What troubled O’Connell most was that August’s export trade was barely larger than July’s.

“Over the past decade, California’s export trade each August has exceeded July by an average of 7.0 percent,” he said.  “In that context, the 0.2 percent rise from July to August this year is disconcertingly anemic.” 
“You have to go back to 2006 to find August exports at this year’s level,” he added.

O’Connell warned that the rate of growth in California exports would continue to decelerate through the remainder of this year.
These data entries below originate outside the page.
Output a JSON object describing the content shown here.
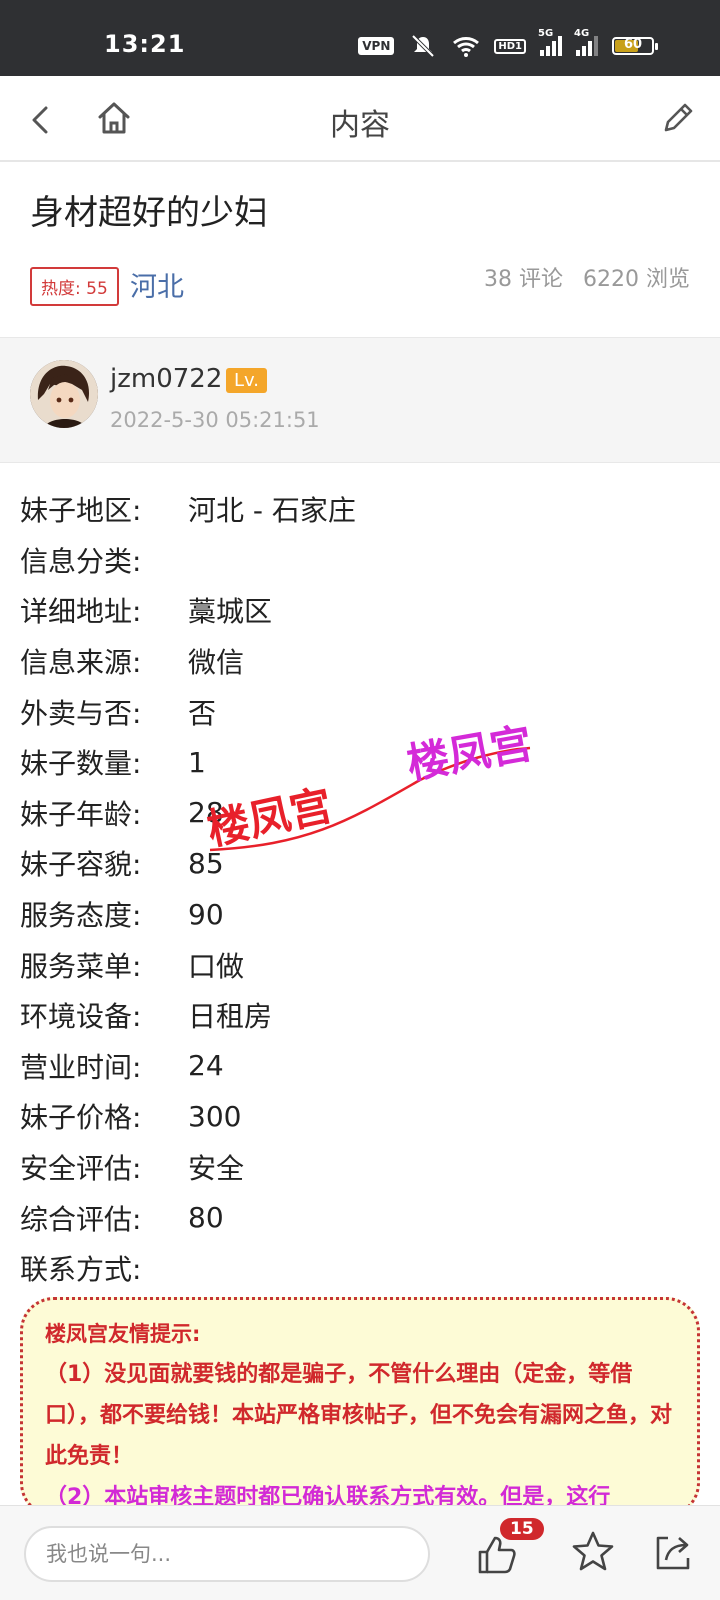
{
  "status_bar": {
    "time": "13:21",
    "vpn": "VPN",
    "hd": "HD1",
    "net1": "5G",
    "net2": "4G",
    "battery": "60"
  },
  "nav": {
    "title": "内容"
  },
  "post": {
    "title": "身材超好的少妇",
    "heat": "热度: 55",
    "region": "河北",
    "comments": "38 评论",
    "views": "6220 浏览"
  },
  "author": {
    "name": "jzm0722",
    "level": "Lv.",
    "time": "2022-5-30 05:21:51"
  },
  "info": [
    {
      "label": "妹子地区:",
      "value": "河北 - 石家庄"
    },
    {
      "label": "信息分类:",
      "value": ""
    },
    {
      "label": "详细地址:",
      "value": "藁城区"
    },
    {
      "label": "信息来源:",
      "value": "微信"
    },
    {
      "label": "外卖与否:",
      "value": "否"
    },
    {
      "label": "妹子数量:",
      "value": "1"
    },
    {
      "label": "妹子年龄:",
      "value": "28"
    },
    {
      "label": "妹子容貌:",
      "value": "85"
    },
    {
      "label": "服务态度:",
      "value": "90"
    },
    {
      "label": "服务菜单:",
      "value": "口做"
    },
    {
      "label": "环境设备:",
      "value": "日租房"
    },
    {
      "label": "营业时间:",
      "value": "24"
    },
    {
      "label": "妹子价格:",
      "value": "300"
    },
    {
      "label": "安全评估:",
      "value": "安全"
    },
    {
      "label": "综合评估:",
      "value": "80"
    },
    {
      "label": "联系方式:",
      "value": ""
    }
  ],
  "watermark": {
    "text1": "楼凤宫",
    "text2": "楼凤宫"
  },
  "notice": {
    "title": "楼凤宫友情提示:",
    "p1": "（1）没见面就要钱的都是骗子，不管什么理由（定金，等借口），都不要给钱！本站严格审核帖子，但不免会有漏网之鱼，对此免责！",
    "p2": "（2）本站审核主题时都已确认联系方式有效。但是，这行"
  },
  "bottom": {
    "placeholder": "我也说一句...",
    "like_count": "15"
  },
  "colors": {
    "heat": "#d23a3a",
    "region": "#4a6ea8",
    "level": "#f4a62a",
    "notice_red": "#d0282c",
    "notice_pink": "#d22ad6"
  }
}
“I’m cautiously pessimistic about the next few months. Worldwide, a combination of tepid consumer spending coupled with government deficit-reduction measures is dampening demand for goods. These forces are acting as a powerful brake on what should be the more salutary impact of moves that have been weakening the dollar and thus making California goods more attractive on the world market.”

California accounted for 11.1 percent of all U.S. merchandise exports in August.

The state’s exports of manufactured products in August 2010 were up by 15.6 percent from last August, while shipments of agricultural goods and other non-manufactured products increased by 8.2 percent.  Re-exports of items previously imported into the state jumped by 34.6 percent.

On the import side of the ledger, the U.S. Commerce Department reports that California’s merchandise import trade totaled $30.35 billion in August, an increase of 26.6 percent over last August. California accounted for 17.8 percent of all U.S. merchandise imports in August. California’s nominal international trade deficit in August amounted to $18.47 billion.

About the Author

Patrick Burnson, Executive Editor
Patrick Burnson is executive editor for Logistics Management and Supply Chain Management Review magazines and web sites. Patrick is a widely-published writer and editor who has spent most of his career covering international trade, global logistics, and supply chain management. He lives and works in San Francisco, providing readers with a Pacific Rim perspective on industry trends and forecasts. You can reach him directly at [email protected]

Subscribe to Logistics Management Magazine!

Subscribe today. It's FREE!
Get timely insider information that you can use to better manage your entire logistics operation.
Start your FREE subscription today!

Article Topics

Exports · Imports · Trade · All Topics
Latest Whitepaper
Efficiency improvements in Track/Trace Enhances Customer Loyalty
Consumer satisfaction with the quality of your products is clearly important, but the service you provide before and after the sale is equally important to any business, but often overlooked as benefiting the bottom line.
Download Today!
From the October 2016 Issue
Over the past decade we’ve seen a major trend in regards to safety regulations for freight transport within the United States as well as for import and export shippers—that trend is the “international­ization” of rules and regulations.
European Logistics Update: Post-Brexit U.K. moving ahead, but in which direction?
Badcock Home Furniture &more: Out with paper, in with Cloud TMS
View More From this Issue
Subscribe to Our Email Newsletter
Sign up today to receive our FREE, weekly email newsletter!
Latest Webcast
How API Technology Connects the Transportation Economy
Dynamic decision making is made possible through accurate, actionable data. When combined with progress in data science and the Internet of Things, technology companies that add value to direct-to-carrier APIs and combine them with high-power data analytics will create new concepts for the information economy.
Register Today!
Motor Carrier Regulations Update: Caught in a Trap
The fed is hitting truckers with a barrage of costly regulations in an era of scant profits....
25th Annual Masters of Logistics
Indecision revolving around three complex supply chain elements—transportation, technology and...

2016 Quest for Quality: Winners Take the Spotlight
Which carriers, third-party logistics providers and U.S. ports have crossed the service-excellence...
Regional ports concentrate on growth and connectivity
With the Panama Canal expansion complete, ocean cargo gateways in the Caribbean are investing to...